But recent upheaval wasn’t expected to be enough to change the outlook of the RBA - especially after the Aussie dollar’s rise last night from 70.77 to 70.97 US cents - with the Board electing to keep the cash rate steady at 2%.
Governor Glenn Stevens said in a statement that, "surveys of business conditions moved to above average levels, employment growth picked up and the unemployment rate declined in the second half of the year, even though measured GDP growth was below average. The pace of lending to businesses also picked up."
He also cited low inflation in the decision to keep the cash rate unchanged, saying, "the Board judged that there were reasonable prospects for continued growth in the economy, with inflation close to target."
A fresh look at your home loan
At the end of last year, we saw overall increases in variable home loan rates, but January altered this trend, featuring a relatively even number of rises and cuts.
The increases were mainly with owner-occupier loans, while one pattern that did continue on from the end of last year was reduction in rates for investor home loans. Throughout the month, we saw lenders reduce premiums for investors and one remove the fixed rate premium completely. The reductions on home loan rates for investors included:
AMP Basic Package variable rate was cut by 40bp to 4.57%
Beyond Bank Low Rate Special Variable Home Loan cut by 20bp to 4.14%
IMB Bank Essentials Home Loan variable rate cut by 5bp to 4.56%
ME Flexible Home Loan Member Package variable rate cut back by 30bp to 4.39%
But if you live in your own home you’ll be happy to hear some of the best variable rates in the market are also available to owner occupiers, including:
Mortgage Simple Limited Time Offer Home Loan: 3.89% (comparison rate 4.05%)
Homestar Owner Occupier Loan: 3.94% (comparison rate 3.97%)
QPCU Discounted Classic Home Loan: 3.97% (comparison rate 3.97%)
(Above home loans for owner-occupiers, with an LVR under 80%)
See what other deals are on offer, including fixed rates and investor loans, using our home loan comparison tool.
What about your savings account?

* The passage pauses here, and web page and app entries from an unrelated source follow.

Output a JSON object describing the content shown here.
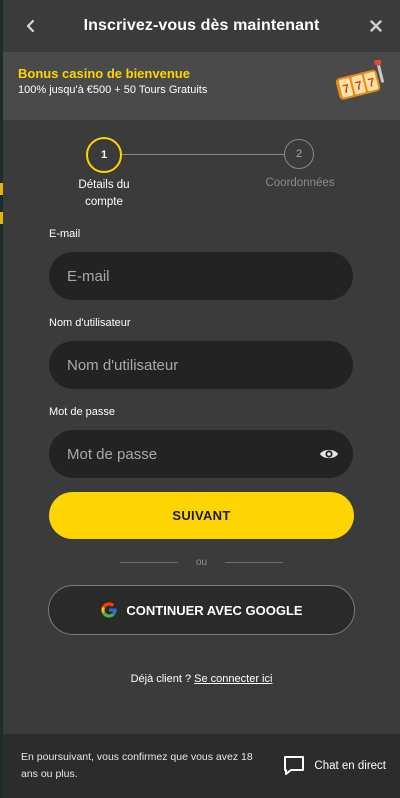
{
  "header": {
    "title": "Inscrivez-vous dès maintenant"
  },
  "bonus": {
    "title": "Bonus casino de bienvenue",
    "subtitle": "100% jusqu'à €500 + 50 Tours Gratuits"
  },
  "steps": [
    {
      "number": "1",
      "label": "Détails du compte",
      "active": true
    },
    {
      "number": "2",
      "label": "Coordonnées",
      "active": false
    }
  ],
  "form": {
    "email": {
      "label": "E-mail",
      "placeholder": "E-mail"
    },
    "username": {
      "label": "Nom d'utilisateur",
      "placeholder": "Nom d'utilisateur"
    },
    "password": {
      "label": "Mot de passe",
      "placeholder": "Mot de passe"
    },
    "submit_label": "SUIVANT",
    "or_label": "ou",
    "google_label": "CONTINUER AVEC GOOGLE"
  },
  "login": {
    "prompt": "Déjà client ?",
    "link": "Se connecter ici"
  },
  "footer": {
    "notice": "En poursuivant, vous confirmez que vous avez 18 ans ou plus.",
    "chat_label": "Chat en direct"
  },
  "colors": {
    "accent": "#ffd500",
    "background": "#3b3b3b",
    "input": "#232323"
  }
}
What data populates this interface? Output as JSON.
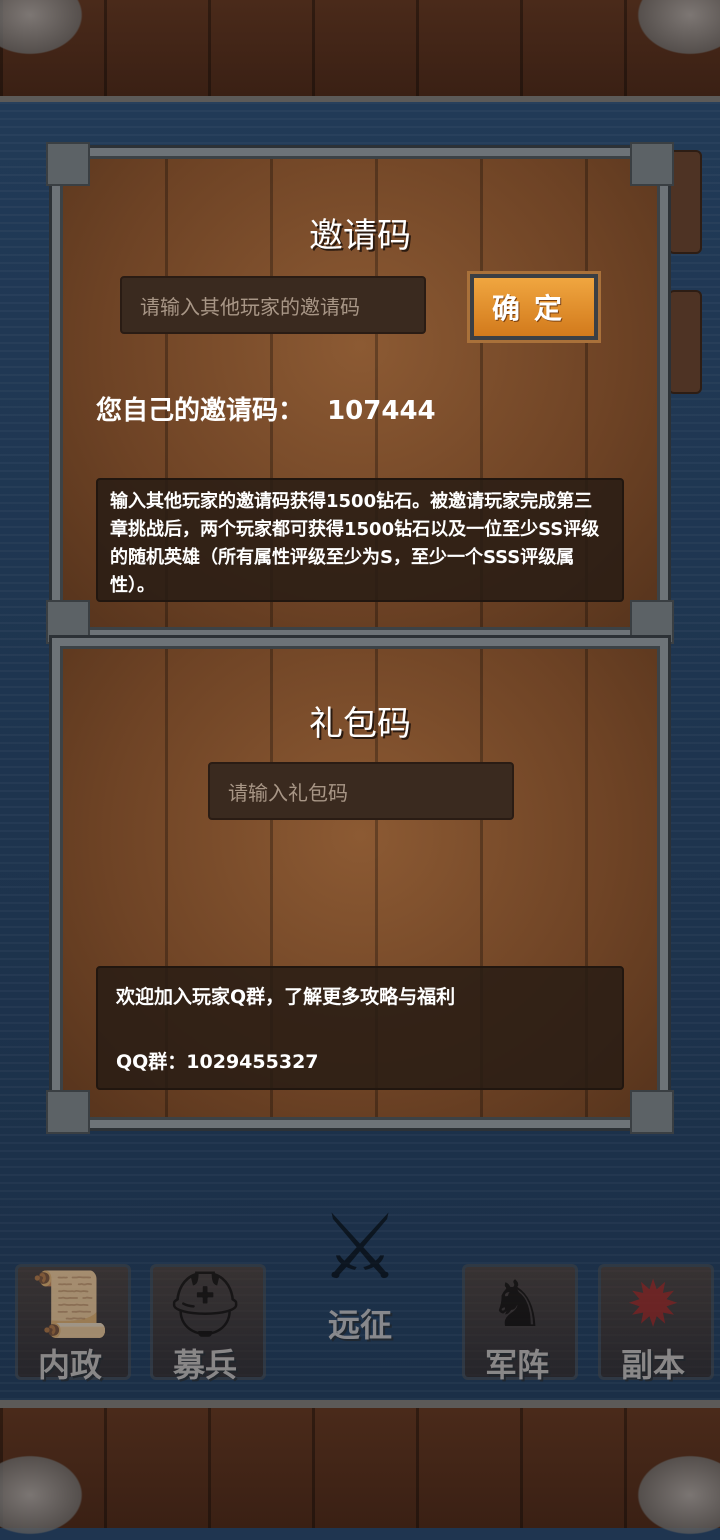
{
  "invite": {
    "title": "邀请码",
    "input_placeholder": "请输入其他玩家的邀请码",
    "confirm_label": "确定",
    "own_code_label": "您自己的邀请码：",
    "own_code_value": "107444",
    "description": "输入其他玩家的邀请码获得1500钻石。被邀请玩家完成第三章挑战后，两个玩家都可获得1500钻石以及一位至少SS评级的随机英雄（所有属性评级至少为S，至少一个SSS评级属性）。"
  },
  "gift": {
    "title": "礼包码",
    "input_placeholder": "请输入礼包码",
    "qq_line1": "欢迎加入玩家Q群，了解更多攻略与福利",
    "qq_line2": "QQ群：1029455327"
  },
  "nav": {
    "items": [
      {
        "label": "内政",
        "icon": "scroll-icon"
      },
      {
        "label": "募兵",
        "icon": "helmet-icon"
      },
      {
        "label": "远征",
        "icon": "sword-emblem-icon"
      },
      {
        "label": "军阵",
        "icon": "chess-icon"
      },
      {
        "label": "副本",
        "icon": "demon-icon"
      }
    ]
  },
  "colors": {
    "accent": "#e8952f",
    "wood": "#7a4a2a",
    "background": "#1f3550"
  }
}
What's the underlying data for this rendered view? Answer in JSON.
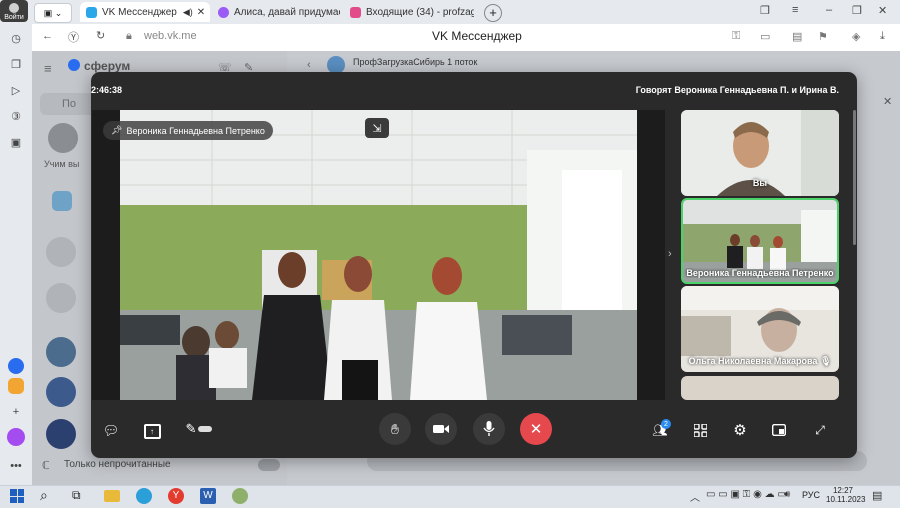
{
  "browser": {
    "login_label": "Войти",
    "tabs": [
      {
        "title": "VK Мессенджер",
        "color": "#2aa7e8"
      },
      {
        "title": "Алиса, давай придумаем",
        "color": "#9b5cf6"
      },
      {
        "title": "Входящие (34) - profzagru",
        "color": "#e24a8a"
      }
    ],
    "address": "web.vk.me",
    "page_title": "VK Мессенджер"
  },
  "vk": {
    "brand": "сферум",
    "search_placeholder": "По",
    "chat_title": "ПрофЗагрузкаСибирь 1 поток",
    "chat_caption": "Учим вы",
    "filter_label": "Только непрочитанные"
  },
  "call": {
    "timer": "2:46:38",
    "speaking": "Говорят Вероника Геннадьевна П. и Ирина В.",
    "pinned_name": "Вероника Геннадьевна Петренко",
    "participants": [
      {
        "name": "Вы",
        "bg": "#9aa9a0"
      },
      {
        "name": "Вероника Геннадьевна Петренко",
        "bg": "#8fa56e",
        "highlight": true
      },
      {
        "name": "Ольга Николаевна Макарова",
        "bg": "#cfc8bc"
      }
    ],
    "participants_count": "2",
    "accent_red": "#e5484d",
    "accent_green": "#4bd269"
  },
  "taskbar": {
    "language": "РУС",
    "time": "12:27",
    "date": "10.11.2023"
  }
}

The unchanged cash rate is reflected in the activity of savings rates - or rather the lack of activity. There’s been very little action on this front, with the exception of NAB increasing the ongoing bonus rate of its Online Saver account by 25bp to 3.1%.
If you’re looking for a new place to stash your cash this year for high returns, check out these top savings accounts with great introductory rate offers (conditions apply):
P&N Bank Hi Saver: 3.50% for the first 4 months
RaboDirect High Interest Savings: 3.50% for the first 4 months
Bank of Sydney SuperRate Account: 3.30% for the first 4 months
There are also some great deals available on ongoing bonus rates if you’re looking for the long term (conditions apply):
ME Online Savings Account: 3.60% if you make a weekly purchase using PayPass Tap & Go on your ME EveryDay Transaction Account
RAMS Saver Account: 3.40% bonus interest when you make no withdrawals and deposit $200 a month
You can also head over to our savings account comparisons page to find the perfect place for your rainy day fund.
Want to know more about the rate changes in the banking market? This is just the tip of the iceberg; for a full rundown subscribe to the Mozo Banking Roundup newsletter.